WHERE HAVE ALL THE MUMMIES GONE?
Intrepid travellers who ventured into the mummy pits, were rewarded with relics hand-picked from a treasure trove unavailable to the more tentative tourist who remained on the surface. The pits could provide travellers with souvenirs of undoubted authenticity which they could select themselves and they became increasing popular as sources of souvenirs as the 19th century wore on:
The guides, lighting a couple of candles, disappeared through the opening, and called us to follow. Taking off my bonnet, and lying flat on the ground, I was drawn backwards through the aperture, immediately within which the height of the roof permitted me to crawl on my hands and knees, and I found myself in a passage, surrounded by entire mummies, which the Arabs had dragged forward to rifle by the little light that reached them through the pit.
— Mary Postans (1811–1897)
Countless mummies were sold to tourists or ripped apart by mummy-hunters in search of antiquities, to the extent that many of the mummy pits described by early travellers appear to have now disappeared.

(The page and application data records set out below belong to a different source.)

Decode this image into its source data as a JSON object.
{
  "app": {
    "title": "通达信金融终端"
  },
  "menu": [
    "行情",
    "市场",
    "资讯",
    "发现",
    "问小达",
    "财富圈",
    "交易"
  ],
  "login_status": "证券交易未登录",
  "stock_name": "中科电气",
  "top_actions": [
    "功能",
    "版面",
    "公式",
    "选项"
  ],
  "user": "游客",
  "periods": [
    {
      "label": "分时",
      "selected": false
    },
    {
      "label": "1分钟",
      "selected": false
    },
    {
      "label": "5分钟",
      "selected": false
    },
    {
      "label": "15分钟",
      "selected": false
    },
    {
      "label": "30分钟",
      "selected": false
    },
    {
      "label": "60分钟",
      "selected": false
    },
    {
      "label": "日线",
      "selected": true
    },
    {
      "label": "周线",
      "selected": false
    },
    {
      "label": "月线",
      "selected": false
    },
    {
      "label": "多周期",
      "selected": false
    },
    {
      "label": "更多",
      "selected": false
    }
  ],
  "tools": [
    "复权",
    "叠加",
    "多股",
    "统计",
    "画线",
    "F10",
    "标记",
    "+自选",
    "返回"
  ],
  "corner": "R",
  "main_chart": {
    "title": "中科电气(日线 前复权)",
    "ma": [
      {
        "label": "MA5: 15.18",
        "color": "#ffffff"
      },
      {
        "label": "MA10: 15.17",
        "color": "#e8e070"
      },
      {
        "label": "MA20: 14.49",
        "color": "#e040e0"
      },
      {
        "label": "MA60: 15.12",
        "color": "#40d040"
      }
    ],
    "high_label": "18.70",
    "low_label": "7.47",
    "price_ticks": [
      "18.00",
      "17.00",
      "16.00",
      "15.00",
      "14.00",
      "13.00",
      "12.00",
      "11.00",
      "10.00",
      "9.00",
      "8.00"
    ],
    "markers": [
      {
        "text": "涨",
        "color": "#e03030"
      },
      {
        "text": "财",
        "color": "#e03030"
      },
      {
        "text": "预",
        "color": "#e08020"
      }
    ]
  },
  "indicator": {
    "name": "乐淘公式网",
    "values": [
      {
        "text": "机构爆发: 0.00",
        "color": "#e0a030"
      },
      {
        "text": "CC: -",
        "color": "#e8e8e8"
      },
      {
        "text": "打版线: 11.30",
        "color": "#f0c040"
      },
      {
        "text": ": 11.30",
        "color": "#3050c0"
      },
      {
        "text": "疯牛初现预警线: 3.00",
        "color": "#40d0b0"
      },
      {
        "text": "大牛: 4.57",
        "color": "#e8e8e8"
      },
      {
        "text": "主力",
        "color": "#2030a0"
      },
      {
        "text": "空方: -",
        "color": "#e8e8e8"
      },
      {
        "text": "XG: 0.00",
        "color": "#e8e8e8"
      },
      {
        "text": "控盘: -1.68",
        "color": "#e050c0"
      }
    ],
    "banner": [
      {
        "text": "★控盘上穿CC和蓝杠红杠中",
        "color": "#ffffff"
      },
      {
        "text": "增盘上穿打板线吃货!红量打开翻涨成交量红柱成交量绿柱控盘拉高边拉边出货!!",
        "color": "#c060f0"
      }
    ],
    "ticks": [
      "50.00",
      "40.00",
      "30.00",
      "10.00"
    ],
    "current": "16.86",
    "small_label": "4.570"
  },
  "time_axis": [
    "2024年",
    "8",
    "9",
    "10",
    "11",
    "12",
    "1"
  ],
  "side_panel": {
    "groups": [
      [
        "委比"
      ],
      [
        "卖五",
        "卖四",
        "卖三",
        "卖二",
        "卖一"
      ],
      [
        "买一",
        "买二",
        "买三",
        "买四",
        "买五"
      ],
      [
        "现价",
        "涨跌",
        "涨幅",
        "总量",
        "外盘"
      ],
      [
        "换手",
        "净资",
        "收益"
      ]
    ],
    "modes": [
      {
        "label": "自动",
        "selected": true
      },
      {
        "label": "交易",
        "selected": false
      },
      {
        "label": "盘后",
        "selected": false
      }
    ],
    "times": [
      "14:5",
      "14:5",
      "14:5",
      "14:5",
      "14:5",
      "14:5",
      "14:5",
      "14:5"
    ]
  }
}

As time passed and tombs were pillaged of their contents, Egypt’s burial grounds lay strewn with the rifled remnants of the ancient dead. Very little survived in the way of suitable specimens for souvenirs by the late 1800s, and the mummies that remained in the mummy pits had any valuable articles removed before being abandoned by travellers and relics hunters.
This wanton destruction and abandonment of mummies perhaps explains the impetus behind their mass exploitation for the industrial manufacture of paper, fertilizer and a pigment known as 'mummy brown' in the mid–to late 19th century.
A mummy-trader at Cairo (c. 1870) by Félix Bonfils (1831-1885)
In this period, several reports of the wholesale removal of mummy remains from Egyptian necropolises reached the Western world. Often directly witnessed by passing travellers or resident newspaper correspondents, it soon became clear that mummies were being exported from Egypt for several industrial uses:
'Mummies beat up into powder and mixed with a little oil make for artists in Egypt richer tones of brown than any other substance. Modern perfumers used to prepare the perfumes and spices found inside of the mummies in such a way as to make ladies“dote on it.” Paper manufacturers have used the wrapping of mummies to make coarse paper, and the cloth of rags have been used as clothing.'
— Logansport Journal (1887)
Such uses reflected the common notion throughout the 19th century that the mummies found in the pits were expendable, as their supply was thought to be inexhaustible. Also considered of no scientific value and more widely available than those popular as souvenirs, these mummies were deemed consumable and ideal for use to manufacture such 'mummy-products.'
It was so profitable in fact, that reports of the exploitation of mummies continued well into the early 1900s, with certain mummy products such as mummy paint, only ceasing production because of the difficulty of procuring mummy specimens as material:
We are badly in want of one [a mummy] at a suitable price, but find considerable difficulty in obtaining it. It may appear strange to you, but we require our mummy for making colour.
—The Daily Mail (1904)
Towards the close of the 19th century, indignation was being expressed at the wholesale removal of mummy remains for the industrial manufacture of these mummy-products. With the increased scientific interest in and protection of Egypt’s antique remains, together with the significant loss of material from her tombs, eventually there was a cessation of the removal of her ancient dead both as souvenirs and material for mummy products.
Reports both by travellers and newspapers appear to decrease in the early years of the 20th century and the trade in mummy products appears to have ceased by this time; most likely a result of the changes made to paper and fertilizer manufacture which moved towards the use of wood-pulp and chemical phosphates by the late 19th century.
By this time, an unknown known number of mummy pits had been lost and now, the only detailed information which survives on these unusual burials survives in the accounts of early travellers.